## [Task goal]
Below are the records; copy each line in them that holds the word "image".

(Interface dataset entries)
**********

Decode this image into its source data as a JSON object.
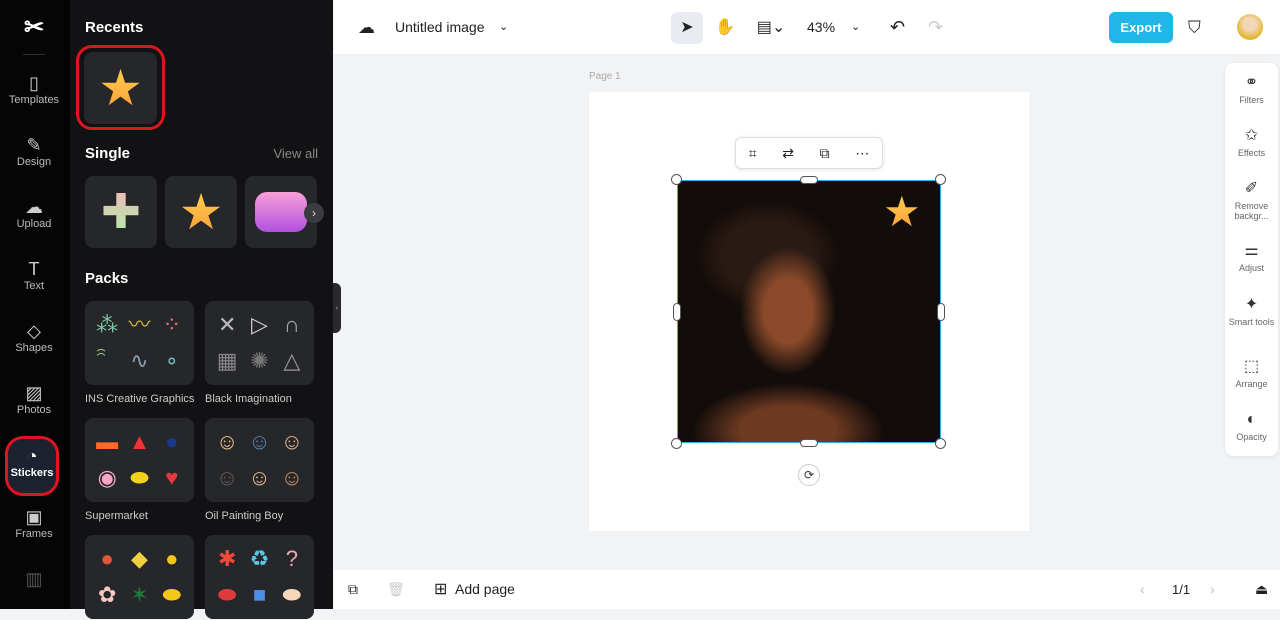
{
  "rail": {
    "items": [
      {
        "label": "Templates",
        "icon": "▯"
      },
      {
        "label": "Design",
        "icon": "✎"
      },
      {
        "label": "Upload",
        "icon": "☁"
      },
      {
        "label": "Text",
        "icon": "T"
      },
      {
        "label": "Shapes",
        "icon": "◇"
      },
      {
        "label": "Photos",
        "icon": "▨"
      },
      {
        "label": "Stickers",
        "icon": "◔"
      },
      {
        "label": "Frames",
        "icon": "▣"
      }
    ],
    "active": "Stickers"
  },
  "panel": {
    "recents_title": "Recents",
    "single_title": "Single",
    "view_all": "View all",
    "packs_title": "Packs",
    "packs": [
      {
        "label": "INS Creative Graphics",
        "items": [
          [
            "⁂",
            "#7fc9a8"
          ],
          [
            "〰",
            "#d4b23a"
          ],
          [
            "⁘",
            "#e0776b"
          ],
          [
            "ꩰ",
            "#8fbf7a"
          ],
          [
            "∿",
            "#8aa0b0"
          ],
          [
            "∘",
            "#6fc3b9"
          ]
        ]
      },
      {
        "label": "Black Imagination",
        "items": [
          [
            "✕",
            "#bbb"
          ],
          [
            "▷",
            "#ccc"
          ],
          [
            "∩",
            "#aaa"
          ],
          [
            "▦",
            "#888"
          ],
          [
            "✺",
            "#777"
          ],
          [
            "△",
            "#999"
          ]
        ]
      },
      {
        "label": "Supermarket",
        "items": [
          [
            "▬",
            "#ff6a2a"
          ],
          [
            "▲",
            "#e33"
          ],
          [
            "●",
            "#1a3a8a"
          ],
          [
            "◉",
            "#f7a7c0"
          ],
          [
            "⬬",
            "#f3d21a"
          ],
          [
            "♥",
            "#e33b3b"
          ]
        ]
      },
      {
        "label": "Oil Painting Boy",
        "items": [
          [
            "☺",
            "#f0c58a"
          ],
          [
            "☺",
            "#5a7fb0"
          ],
          [
            "☺",
            "#e8b990"
          ],
          [
            "☺",
            "#6a5a50"
          ],
          [
            "☺",
            "#e8c090"
          ],
          [
            "☺",
            "#c89060"
          ]
        ]
      },
      {
        "label": "",
        "items": [
          [
            "●",
            "#e2563a"
          ],
          [
            "◆",
            "#f0d040"
          ],
          [
            "●",
            "#f5c518"
          ],
          [
            "✿",
            "#f9c7c0"
          ],
          [
            "✶",
            "#1e7a3a"
          ],
          [
            "⬬",
            "#f5c518"
          ]
        ]
      },
      {
        "label": "",
        "items": [
          [
            "✱",
            "#f04a3a"
          ],
          [
            "♻",
            "#5ac8e8"
          ],
          [
            "?",
            "#f0a8b0"
          ],
          [
            "⬬",
            "#e03a3a"
          ],
          [
            "■",
            "#4a90e8"
          ],
          [
            "⬬",
            "#f6d6b8"
          ]
        ]
      }
    ]
  },
  "header": {
    "title": "Untitled image",
    "zoom": "43%",
    "export": "Export"
  },
  "canvas": {
    "page_label": "Page 1"
  },
  "right_tools": [
    {
      "label": "Filters",
      "icon": "⚭"
    },
    {
      "label": "Effects",
      "icon": "✩"
    },
    {
      "label": "Remove backgr...",
      "icon": "✐"
    },
    {
      "label": "Adjust",
      "icon": "⚌"
    },
    {
      "label": "Smart tools",
      "icon": "✦"
    },
    {
      "label": "Arrange",
      "icon": "⬚"
    },
    {
      "label": "Opacity",
      "icon": "◐"
    }
  ],
  "footer": {
    "add_page": "Add page",
    "page_count": "1/1"
  },
  "colors": {
    "accent": "#22b5e8",
    "selection": "#29b6d8",
    "highlight": "#e0141e"
  }
}
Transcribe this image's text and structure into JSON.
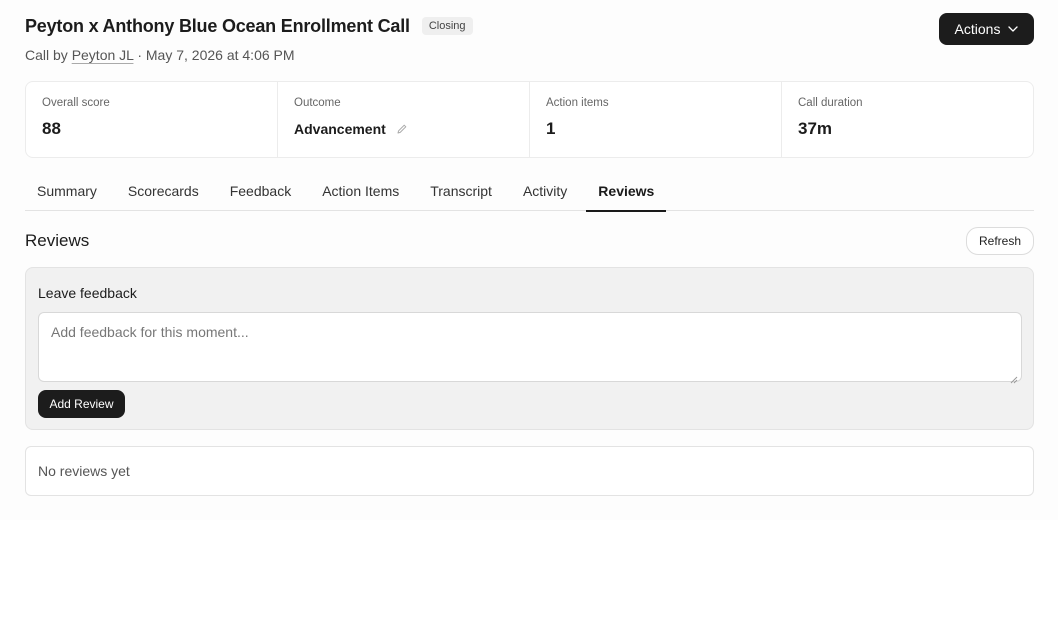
{
  "header": {
    "title": "Peyton x Anthony Blue Ocean Enrollment Call",
    "badge": "Closing",
    "call_by_prefix": "Call by",
    "author": "Peyton JL",
    "separator": "·",
    "date": "May 7, 2026 at 4:06 PM",
    "actions_label": "Actions"
  },
  "stats": [
    {
      "label": "Overall score",
      "value": "88"
    },
    {
      "label": "Outcome",
      "value": "Advancement"
    },
    {
      "label": "Action items",
      "value": "1"
    },
    {
      "label": "Call duration",
      "value": "37m"
    }
  ],
  "tabs": [
    {
      "label": "Summary",
      "active": false
    },
    {
      "label": "Scorecards",
      "active": false
    },
    {
      "label": "Feedback",
      "active": false
    },
    {
      "label": "Action Items",
      "active": false
    },
    {
      "label": "Transcript",
      "active": false
    },
    {
      "label": "Activity",
      "active": false
    },
    {
      "label": "Reviews",
      "active": true
    }
  ],
  "reviews": {
    "title": "Reviews",
    "refresh_label": "Refresh",
    "leave_feedback_label": "Leave feedback",
    "input_value": "",
    "input_placeholder": "Add feedback for this moment...",
    "add_review_label": "Add Review",
    "empty_text": "No reviews yet"
  },
  "icons": {
    "actions_chevron": "chevron-down-icon",
    "outcome_edit": "pencil-icon",
    "textarea_resize": "resize-grip-icon"
  },
  "colors": {
    "primary_button": "#1c1c1c",
    "badge_bg": "#efefef",
    "card_bg": "#f1f1f1",
    "border": "#e3e3e3"
  }
}
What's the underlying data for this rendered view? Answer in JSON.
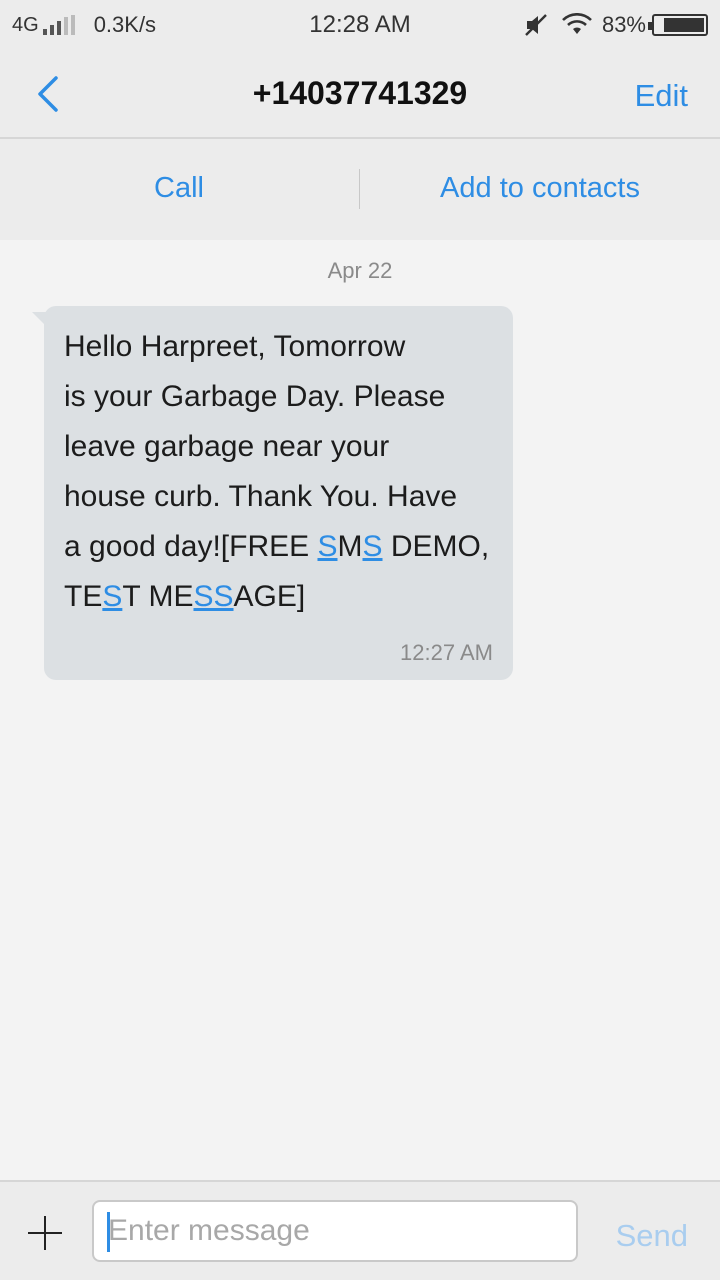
{
  "status_bar": {
    "network": "4G",
    "speed": "0.3K/s",
    "time": "12:28 AM",
    "battery": "83%",
    "battery_level": 0.83
  },
  "header": {
    "title": "+14037741329",
    "edit_label": "Edit"
  },
  "actions": {
    "call_label": "Call",
    "add_contact_label": "Add to contacts"
  },
  "conversation": {
    "date": "Apr 22",
    "message": {
      "line1": "Hello Harpreet, Tomorrow",
      "line2": "is your Garbage Day. Please",
      "line3": "leave garbage near your",
      "line4": "house curb. Thank You. Have",
      "line5_a": "a good day![FREE ",
      "line5_link1": "S",
      "line5_b": "M",
      "line5_link2": "S",
      "line5_c": " DEMO,",
      "line6_a": "TE",
      "line6_link1": "S",
      "line6_b": "T ME",
      "line6_link2": "SS",
      "line6_c": "AGE]",
      "time": "12:27 AM"
    }
  },
  "composer": {
    "placeholder": "Enter message",
    "value": "",
    "send_label": "Send"
  },
  "colors": {
    "accent": "#2e8de4",
    "bubble": "#dce0e3",
    "send_disabled": "#a9cdef"
  }
}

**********

## [Solution below]
Decode this image into its source data as a JSON object.
    "title": "Untitled image",
Transcribe this image's text and structure into JSON.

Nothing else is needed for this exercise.